Problem statement: In the entries below, filter for the word "post" and copy every matching line.

Dataset rows for apps and sites:
::::::::::
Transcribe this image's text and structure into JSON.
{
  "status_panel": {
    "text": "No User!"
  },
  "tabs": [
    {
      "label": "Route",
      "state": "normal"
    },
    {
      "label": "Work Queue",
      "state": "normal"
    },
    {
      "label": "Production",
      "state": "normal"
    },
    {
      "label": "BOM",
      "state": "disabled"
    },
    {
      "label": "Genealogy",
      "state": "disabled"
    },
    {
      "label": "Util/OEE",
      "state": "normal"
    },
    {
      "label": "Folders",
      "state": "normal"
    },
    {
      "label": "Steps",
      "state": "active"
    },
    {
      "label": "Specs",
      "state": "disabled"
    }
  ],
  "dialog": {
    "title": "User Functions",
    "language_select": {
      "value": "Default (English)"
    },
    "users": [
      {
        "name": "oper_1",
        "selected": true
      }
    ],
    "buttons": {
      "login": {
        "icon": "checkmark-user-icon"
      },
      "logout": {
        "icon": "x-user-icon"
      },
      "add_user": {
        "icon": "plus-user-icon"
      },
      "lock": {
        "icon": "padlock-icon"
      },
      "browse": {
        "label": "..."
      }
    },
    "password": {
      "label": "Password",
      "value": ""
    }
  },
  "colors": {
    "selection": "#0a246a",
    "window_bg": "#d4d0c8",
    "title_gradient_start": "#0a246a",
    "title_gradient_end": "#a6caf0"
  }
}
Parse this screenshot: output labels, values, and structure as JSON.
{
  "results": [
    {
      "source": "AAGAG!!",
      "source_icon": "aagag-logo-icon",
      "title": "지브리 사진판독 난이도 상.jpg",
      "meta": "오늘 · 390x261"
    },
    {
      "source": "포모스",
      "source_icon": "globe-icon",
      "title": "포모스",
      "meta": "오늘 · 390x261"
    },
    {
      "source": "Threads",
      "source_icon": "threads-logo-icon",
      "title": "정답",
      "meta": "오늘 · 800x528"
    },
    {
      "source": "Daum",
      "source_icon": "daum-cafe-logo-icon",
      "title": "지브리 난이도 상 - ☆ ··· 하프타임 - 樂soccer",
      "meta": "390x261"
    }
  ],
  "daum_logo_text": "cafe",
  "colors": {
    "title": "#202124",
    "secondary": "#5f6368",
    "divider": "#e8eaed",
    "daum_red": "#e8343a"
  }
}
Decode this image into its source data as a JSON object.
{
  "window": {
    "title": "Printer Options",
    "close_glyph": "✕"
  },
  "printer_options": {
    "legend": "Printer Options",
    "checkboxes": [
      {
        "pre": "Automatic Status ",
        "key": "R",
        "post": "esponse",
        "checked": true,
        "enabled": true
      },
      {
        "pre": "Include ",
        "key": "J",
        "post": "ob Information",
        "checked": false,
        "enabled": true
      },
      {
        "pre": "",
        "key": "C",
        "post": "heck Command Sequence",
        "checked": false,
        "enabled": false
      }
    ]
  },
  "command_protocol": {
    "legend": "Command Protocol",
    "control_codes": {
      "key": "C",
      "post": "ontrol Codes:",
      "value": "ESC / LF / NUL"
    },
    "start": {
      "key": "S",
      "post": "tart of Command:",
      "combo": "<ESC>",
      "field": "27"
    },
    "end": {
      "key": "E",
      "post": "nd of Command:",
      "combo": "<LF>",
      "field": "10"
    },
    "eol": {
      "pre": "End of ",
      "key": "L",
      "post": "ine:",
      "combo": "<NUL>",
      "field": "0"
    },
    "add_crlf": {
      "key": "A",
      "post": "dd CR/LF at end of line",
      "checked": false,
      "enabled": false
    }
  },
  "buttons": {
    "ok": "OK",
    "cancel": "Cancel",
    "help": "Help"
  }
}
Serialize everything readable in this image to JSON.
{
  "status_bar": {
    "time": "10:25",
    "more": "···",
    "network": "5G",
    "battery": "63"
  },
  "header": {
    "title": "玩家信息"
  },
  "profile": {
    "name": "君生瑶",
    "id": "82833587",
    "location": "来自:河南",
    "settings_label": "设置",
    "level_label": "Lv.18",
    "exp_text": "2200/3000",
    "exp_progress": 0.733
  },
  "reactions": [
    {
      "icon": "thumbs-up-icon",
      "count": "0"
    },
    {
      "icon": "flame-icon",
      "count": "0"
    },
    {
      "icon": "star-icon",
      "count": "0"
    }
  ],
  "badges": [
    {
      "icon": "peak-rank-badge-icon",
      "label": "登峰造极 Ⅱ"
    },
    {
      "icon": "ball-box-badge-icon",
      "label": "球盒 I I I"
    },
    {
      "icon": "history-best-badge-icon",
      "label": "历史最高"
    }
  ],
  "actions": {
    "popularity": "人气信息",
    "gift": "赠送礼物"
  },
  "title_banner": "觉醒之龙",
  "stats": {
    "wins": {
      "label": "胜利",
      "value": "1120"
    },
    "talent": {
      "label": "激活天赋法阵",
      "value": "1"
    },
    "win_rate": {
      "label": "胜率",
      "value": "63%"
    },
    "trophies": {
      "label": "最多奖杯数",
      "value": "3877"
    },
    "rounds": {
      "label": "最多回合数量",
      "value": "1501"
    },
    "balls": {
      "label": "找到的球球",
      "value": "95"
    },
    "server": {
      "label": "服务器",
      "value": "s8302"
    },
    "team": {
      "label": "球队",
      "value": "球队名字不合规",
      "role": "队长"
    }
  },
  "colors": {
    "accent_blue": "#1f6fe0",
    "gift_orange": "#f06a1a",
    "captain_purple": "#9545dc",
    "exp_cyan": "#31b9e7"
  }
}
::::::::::
Solution to this exercise:
        "post": "esponse",
        "post": "ob Information",
        "post": "heck Command Sequence",
      "post": "ontrol Codes:",
      "post": "tart of Command:",
      "post": "nd of Command:",
      "post": "ine:",
      "post": "dd CR/LF at end of line",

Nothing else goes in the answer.